Unfortunately though, when I went off to boarding school at the age of 13, my computer access was drastically reduced and so too my playing time. Although I managed to carry on with a few favourites (the various evolutions of Civilization, progressing into Alpha Centauri), on the whole I didn’t get to play much. Once I’d finished school and moved over to the UK, I was too busy working to do much either. Since I moved flat and started living with Elmyra (who has a PS2), I’ve been playing some GTA3, but more than anything this has proven to me that I am _way_ behind in this whole gaming endeavour.

Something has changed all of this. Elly finished her degree a couple of weeks ago. Since she’d done nothing but work, work, work for the last 9 months, I got her a PS2 to fill the free time. And some games. And a dance mat or two. And every other accessory I could find.

So now, we have games. And free weekends, no longer needing to build models or frame things on foamboard. So we play. Hot damn it’s fun!

I can recommend:
Devil May Cry — picked this up for a fiver in the game store and it’s great. Beautiful graphics (yes, I am a bit behind! 😉 ), fun weapons and interesting puzzles. I found it a bit hard to get into at first (some of the puzzles stumped me for a while), but now it’s going it’s great.

Baldur’s Gate, Dark Alliance — this is one of the only games we’ve found that we can happily play together, since we needn’t compete. Not too far in it yet, but it is great so far, particularly since it is so reminiscent of Diablo, which we both loved on PC.

Anyway, best get back to the fighting!

There’s a great Jeffrey Zeldman article up at the moment, seemingly about some designs he did for a job, but if you read on about design being appropriate for the intended use. This is along similar lines to Simon’s previous post about Best Practice, but most interesting to me because it’s from the other direction — Simon is a blatant techie, Zeldman a designer. And as he rightly points out in his article, this distinction is probably not the most useful thing in the world, it is nice to see the often disparate groups agreeing on something for once.

Personally I’m a strong believer in tools and solutions appropriate to the task.
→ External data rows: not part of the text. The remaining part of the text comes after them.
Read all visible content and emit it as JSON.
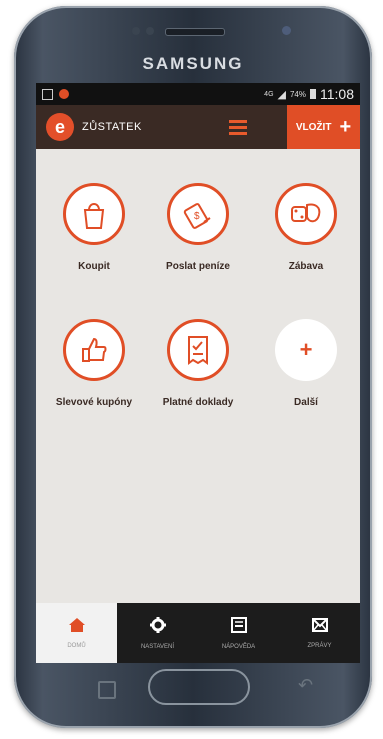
{
  "device": {
    "brand": "SAMSUNG"
  },
  "status_bar": {
    "network": "4G",
    "battery": "74%",
    "time": "11:08"
  },
  "header": {
    "balance_label": "ZŮSTATEK",
    "deposit_label": "VLOŽIT",
    "deposit_plus": "+"
  },
  "tiles": [
    {
      "label": "Koupit",
      "icon": "shopping-bag-icon"
    },
    {
      "label": "Poslat peníze",
      "icon": "send-money-icon"
    },
    {
      "label": "Zábava",
      "icon": "entertainment-icon"
    },
    {
      "label": "Slevové kupóny",
      "icon": "thumbs-up-icon"
    },
    {
      "label": "Platné doklady",
      "icon": "receipt-icon"
    },
    {
      "label": "Další",
      "icon": "plus-icon",
      "symbol": "+"
    }
  ],
  "tabs": [
    {
      "label": "DOMŮ",
      "icon": "home-icon",
      "active": true
    },
    {
      "label": "NASTAVENÍ",
      "icon": "gear-icon"
    },
    {
      "label": "NÁPOVĚDA",
      "icon": "help-book-icon"
    },
    {
      "label": "ZPRÁVY",
      "icon": "envelope-icon"
    }
  ],
  "colors": {
    "accent": "#e04e26",
    "header_bg": "#3a2a24",
    "screen_bg": "#e8e6e3"
  }
}
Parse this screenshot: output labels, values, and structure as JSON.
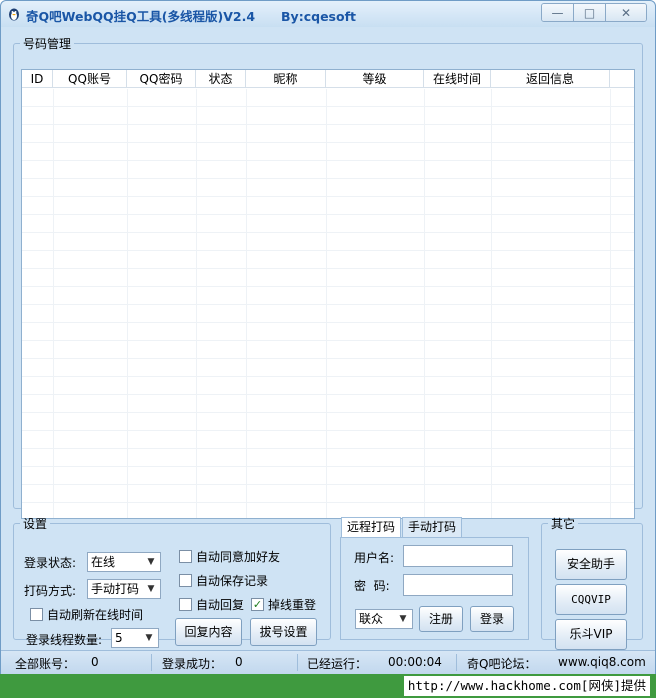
{
  "window": {
    "title": "奇Q吧WebQQ挂Q工具(多线程版)V2.4",
    "author": "By:cqesoft"
  },
  "account_panel": {
    "legend": "号码管理",
    "columns": [
      "ID",
      "QQ账号",
      "QQ密码",
      "状态",
      "昵称",
      "等级",
      "在线时间",
      "返回信息"
    ]
  },
  "settings": {
    "legend": "设置",
    "login_status_label": "登录状态:",
    "login_status_value": "在线",
    "captcha_mode_label": "打码方式:",
    "captcha_mode_value": "手动打码",
    "auto_refresh_label": "自动刷新在线时间",
    "thread_count_label": "登录线程数量:",
    "thread_count_value": "5",
    "auto_accept_friend_label": "自动同意加好友",
    "auto_save_log_label": "自动保存记录",
    "auto_reply_label": "自动回复",
    "reconnect_label": "掉线重登",
    "reply_content_button": "回复内容",
    "dial_settings_button": "拔号设置"
  },
  "captcha_panel": {
    "tabs": [
      "远程打码",
      "手动打码"
    ],
    "username_label": "用户名:",
    "password_label": "密  码:",
    "provider_value": "联众",
    "register_button": "注册",
    "login_button": "登录"
  },
  "other": {
    "legend": "其它",
    "buttons": [
      "安全助手",
      "CQQVIP",
      "乐斗VIP"
    ]
  },
  "statusbar": {
    "total_label": "全部账号：",
    "total_value": "0",
    "success_label": "登录成功：",
    "success_value": "0",
    "runtime_label": "已经运行：",
    "runtime_value": "00:00:04",
    "forum_label": "奇Q吧论坛：",
    "forum_value": "www.qiq8.com"
  },
  "watermark": "http://www.hackhome.com[网侠]提供"
}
I’m the one in design meetings saying things like “Yes, I know that we _can_ do that, but why the hell would the users want it?” and “Of course it would be fun to implement, but surely the time would be better spent making the real tasks less arcane to perform?” I really don’t need a dancing singing midget to help me pick my groceries … but hell, a decent search would be really nice!

As I touched upon previously in my Because We Are Geeks entry, some of the things that make us who we are make us really unsuitable for developing things for normal people. Although my previous paragraph might belie it, I am as likely to sit tinkering with something just to see how it works as the next geek. But I’ve seen mainstream features lacking because the developers were too busy focusing on the cool, fun stuff often enough that I’ve trained myself to be a bit more pragmatic about it. The cool fun stuff can be there, but only once everything else is rocksolid and good. I think this is what both Simon and Zeldman are getting at — we need to get better at delivering the whole picture to great quality first and then focus on our particular areas of interest and specialty.
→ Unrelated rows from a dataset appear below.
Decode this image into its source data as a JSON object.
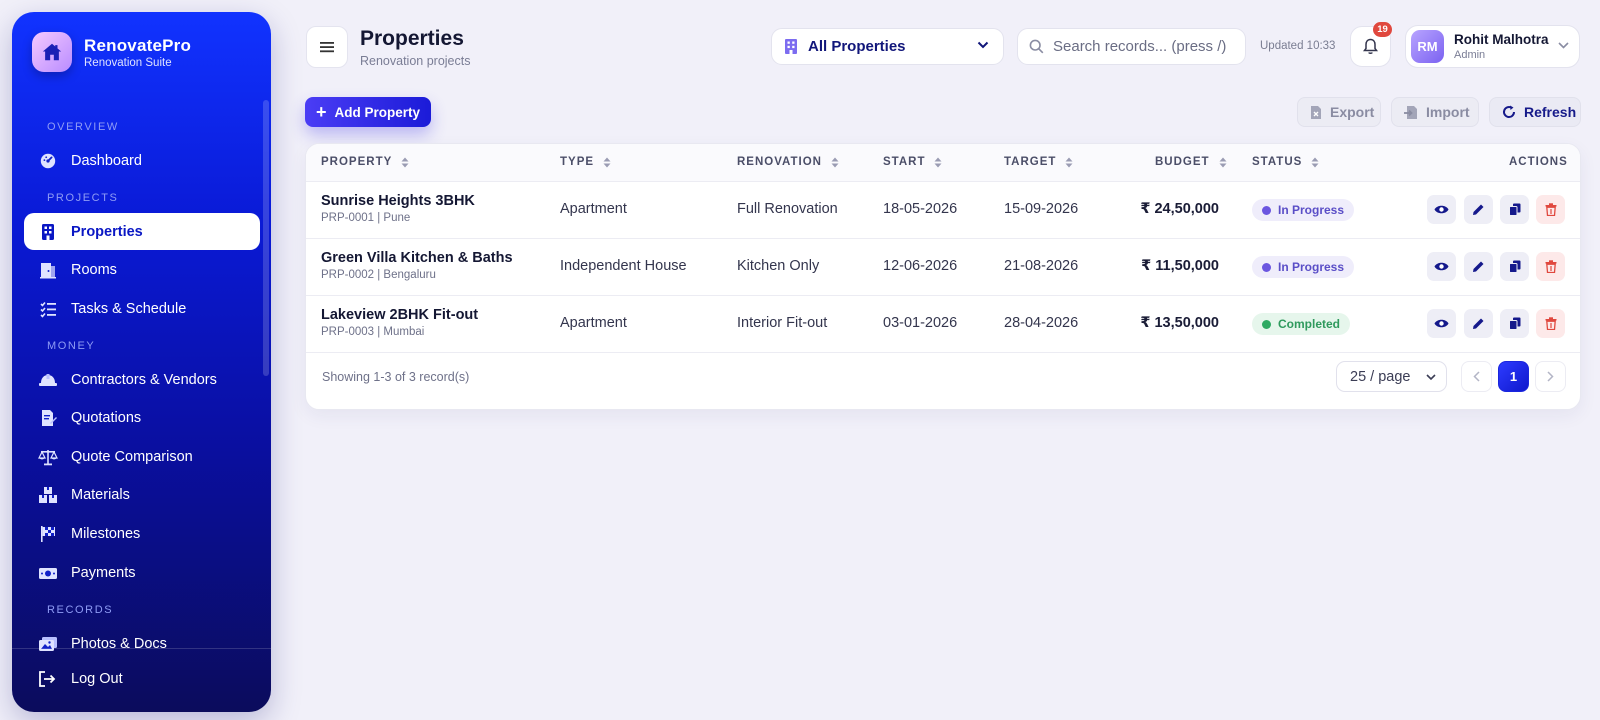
{
  "brand": {
    "name": "RenovatePro",
    "subtitle": "Renovation Suite"
  },
  "sidebar": {
    "sections": {
      "overview": "OVERVIEW",
      "projects": "PROJECTS",
      "money": "MONEY",
      "records": "RECORDS"
    },
    "items": {
      "dashboard": "Dashboard",
      "properties": "Properties",
      "rooms": "Rooms",
      "tasks": "Tasks & Schedule",
      "contractors": "Contractors & Vendors",
      "quotations": "Quotations",
      "comparison": "Quote Comparison",
      "materials": "Materials",
      "milestones": "Milestones",
      "payments": "Payments",
      "photos": "Photos & Docs"
    },
    "active": "properties",
    "logout": "Log Out"
  },
  "header": {
    "title": "Properties",
    "subtitle": "Renovation projects",
    "property_selector": "All Properties",
    "search_placeholder": "Search records... (press /)",
    "updated": "Updated 10:33",
    "notifications": "19",
    "user": {
      "initials": "RM",
      "name": "Rohit Malhotra",
      "role": "Admin"
    }
  },
  "toolbar": {
    "add": "Add Property",
    "export": "Export",
    "import": "Import",
    "refresh": "Refresh"
  },
  "table": {
    "columns": {
      "property": "PROPERTY",
      "type": "TYPE",
      "renovation": "RENOVATION",
      "start": "START",
      "target": "TARGET",
      "budget": "BUDGET",
      "status": "STATUS",
      "actions": "ACTIONS"
    },
    "rows": [
      {
        "name": "Sunrise Heights 3BHK",
        "meta": "PRP-0001 | Pune",
        "type": "Apartment",
        "renovation": "Full Renovation",
        "start": "18-05-2026",
        "target": "15-09-2026",
        "budget": "₹ 24,50,000",
        "status": "In Progress"
      },
      {
        "name": "Green Villa Kitchen & Baths",
        "meta": "PRP-0002 | Bengaluru",
        "type": "Independent House",
        "renovation": "Kitchen Only",
        "start": "12-06-2026",
        "target": "21-08-2026",
        "budget": "₹ 11,50,000",
        "status": "In Progress"
      },
      {
        "name": "Lakeview 2BHK Fit-out",
        "meta": "PRP-0003 | Mumbai",
        "type": "Apartment",
        "renovation": "Interior Fit-out",
        "start": "03-01-2026",
        "target": "28-04-2026",
        "budget": "₹ 13,50,000",
        "status": "Completed"
      }
    ],
    "footer": "Showing 1-3 of 3 record(s)",
    "per_page": "25 / page",
    "current_page": "1"
  },
  "colors": {
    "accent": "#1b1bd8",
    "in_progress": "#6b56e0",
    "completed": "#2faa63",
    "danger": "#e0483e"
  }
}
And we might just make it, if only we didn’t all have N.A.D.D 😉

Today is the anniversary of the Soweto massacre, where hundreds of people were killed for objecting to the Apartheid government’s policy of forcing children to be schooled in Afrikaans, despite their home language being anything but. The only exception to this was that white, English-speaking children were allowed to be taught in English.

Reports of the events indicate that soldiers and police opened fire on these protesting schoolchildren without warning. Hector Pieterson was the first child to die, but many others staked their lives for a right to be treated as human beings. Join me today in remembering them.